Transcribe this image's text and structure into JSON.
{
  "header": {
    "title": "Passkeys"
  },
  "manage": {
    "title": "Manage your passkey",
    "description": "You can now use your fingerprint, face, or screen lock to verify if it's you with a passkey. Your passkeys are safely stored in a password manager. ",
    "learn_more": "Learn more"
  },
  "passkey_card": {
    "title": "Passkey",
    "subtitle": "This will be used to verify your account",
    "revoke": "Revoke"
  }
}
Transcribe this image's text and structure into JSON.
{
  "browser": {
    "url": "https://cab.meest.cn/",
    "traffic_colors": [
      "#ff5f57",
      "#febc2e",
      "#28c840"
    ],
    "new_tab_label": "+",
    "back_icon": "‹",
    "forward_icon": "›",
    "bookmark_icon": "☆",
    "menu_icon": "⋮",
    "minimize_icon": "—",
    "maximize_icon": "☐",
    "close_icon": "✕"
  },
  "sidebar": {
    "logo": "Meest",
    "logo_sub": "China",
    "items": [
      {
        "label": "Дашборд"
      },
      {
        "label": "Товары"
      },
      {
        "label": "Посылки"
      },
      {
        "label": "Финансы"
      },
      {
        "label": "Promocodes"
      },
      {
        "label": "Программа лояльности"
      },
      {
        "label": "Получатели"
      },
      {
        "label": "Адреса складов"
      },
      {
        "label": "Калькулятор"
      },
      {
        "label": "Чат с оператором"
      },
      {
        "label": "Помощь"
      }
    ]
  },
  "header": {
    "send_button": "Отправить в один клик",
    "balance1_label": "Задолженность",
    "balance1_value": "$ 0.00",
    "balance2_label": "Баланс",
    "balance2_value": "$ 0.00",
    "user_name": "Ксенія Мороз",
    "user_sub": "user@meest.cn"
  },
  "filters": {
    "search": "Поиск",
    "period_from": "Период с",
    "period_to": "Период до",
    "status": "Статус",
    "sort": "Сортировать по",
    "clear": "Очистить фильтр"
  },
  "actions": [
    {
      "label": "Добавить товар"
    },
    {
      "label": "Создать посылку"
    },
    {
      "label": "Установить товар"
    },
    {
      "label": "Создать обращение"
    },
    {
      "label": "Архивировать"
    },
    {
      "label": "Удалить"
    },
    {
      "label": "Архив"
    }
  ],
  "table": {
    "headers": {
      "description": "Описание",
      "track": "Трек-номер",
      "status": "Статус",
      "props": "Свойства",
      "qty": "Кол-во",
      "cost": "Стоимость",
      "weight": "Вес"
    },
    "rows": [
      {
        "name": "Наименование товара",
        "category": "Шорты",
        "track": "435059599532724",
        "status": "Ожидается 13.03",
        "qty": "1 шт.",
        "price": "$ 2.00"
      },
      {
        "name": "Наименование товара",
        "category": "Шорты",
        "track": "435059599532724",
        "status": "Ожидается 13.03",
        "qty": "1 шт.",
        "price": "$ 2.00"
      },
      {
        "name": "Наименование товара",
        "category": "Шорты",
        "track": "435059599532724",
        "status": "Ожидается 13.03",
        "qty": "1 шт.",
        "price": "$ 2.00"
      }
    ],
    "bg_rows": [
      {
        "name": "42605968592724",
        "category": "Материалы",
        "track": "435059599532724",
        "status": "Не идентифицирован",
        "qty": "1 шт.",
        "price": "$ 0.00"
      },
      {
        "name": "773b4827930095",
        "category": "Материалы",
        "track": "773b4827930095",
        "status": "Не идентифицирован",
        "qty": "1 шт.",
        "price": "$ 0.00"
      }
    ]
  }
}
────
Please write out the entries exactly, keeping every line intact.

Transcribe this image's text and structure into JSON.
{
  "header": {
    "title": "Passkeys"
  },
  "manage": {
    "title": "Manage your passkey",
    "description": "You can now use your fingerprint, face, or screen lock to verify if it's you with a passkey. Your passkeys are safely stored in a password manager. ",
    "learn_more": "Learn more"
  },
  "passkey_card": {
    "title": "Passkey",
    "subtitle": "This will be used to verify your account",
    "revoke": "Revoke"
  }
}
Transcribe this image's text and structure into JSON.
{
  "browser": {
    "url": "https://cab.meest.cn/",
    "traffic_colors": [
      "#ff5f57",
      "#febc2e",
      "#28c840"
    ],
    "new_tab_label": "+",
    "back_icon": "‹",
    "forward_icon": "›",
    "bookmark_icon": "☆",
    "menu_icon": "⋮",
    "minimize_icon": "—",
    "maximize_icon": "☐",
    "close_icon": "✕"
  },
  "sidebar": {
    "logo": "Meest",
    "logo_sub": "China",
    "items": [
      {
        "label": "Дашборд"
      },
      {
        "label": "Товары"
      },
      {
        "label": "Посылки"
      },
      {
        "label": "Финансы"
      },
      {
        "label": "Promocodes"
      },
      {
        "label": "Программа лояльности"
      },
      {
        "label": "Получатели"
      },
      {
        "label": "Адреса складов"
      },
      {
        "label": "Калькулятор"
      },
      {
        "label": "Чат с оператором"
      },
      {
        "label": "Помощь"
      }
    ]
  },
  "header": {
    "send_button": "Отправить в один клик",
    "balance1_label": "Задолженность",
    "balance1_value": "$ 0.00",
    "balance2_label": "Баланс",
    "balance2_value": "$ 0.00",
    "user_name": "Ксенія Мороз",
    "user_sub": "user@meest.cn"
  },
  "filters": {
    "search": "Поиск",
    "period_from": "Период с",
    "period_to": "Период до",
    "status": "Статус",
    "sort": "Сортировать по",
    "clear": "Очистить фильтр"
  },
  "actions": [
    {
      "label": "Добавить товар"
    },
    {
      "label": "Создать посылку"
    },
    {
      "label": "Установить товар"
    },
    {
      "label": "Создать обращение"
    },
    {
      "label": "Архивировать"
    },
    {
      "label": "Удалить"
    },
    {
      "label": "Архив"
    }
  ],
  "table": {
    "headers": {
      "description": "Описание",
      "track": "Трек-номер",
      "status": "Статус",
      "props": "Свойства",
      "qty": "Кол-во",
      "cost": "Стоимость",
      "weight": "Вес"
    },
    "rows": [
      {
        "name": "Наименование товара",
        "category": "Шорты",
        "track": "435059599532724",
        "status": "Ожидается 13.03",
        "qty": "1 шт.",
        "price": "$ 2.00"
      },
      {
        "name": "Наименование товара",
        "category": "Шорты",
        "track": "435059599532724",
        "status": "Ожидается 13.03",
        "qty": "1 шт.",
        "price": "$ 2.00"
      },
      {
        "name": "Наименование товара",
        "category": "Шорты",
        "track": "435059599532724",
        "status": "Ожидается 13.03",
        "qty": "1 шт.",
        "price": "$ 2.00"
      }
    ],
    "bg_rows": [
      {
        "name": "42605968592724",
        "category": "Материалы",
        "track": "435059599532724",
        "status": "Не идентифицирован",
        "qty": "1 шт.",
        "price": "$ 0.00"
      },
      {
        "name": "773b4827930095",
        "category": "Материалы",
        "track": "773b4827930095",
        "status": "Не идентифицирован",
        "qty": "1 шт.",
        "price": "$ 0.00"
      }
    ]
  }
}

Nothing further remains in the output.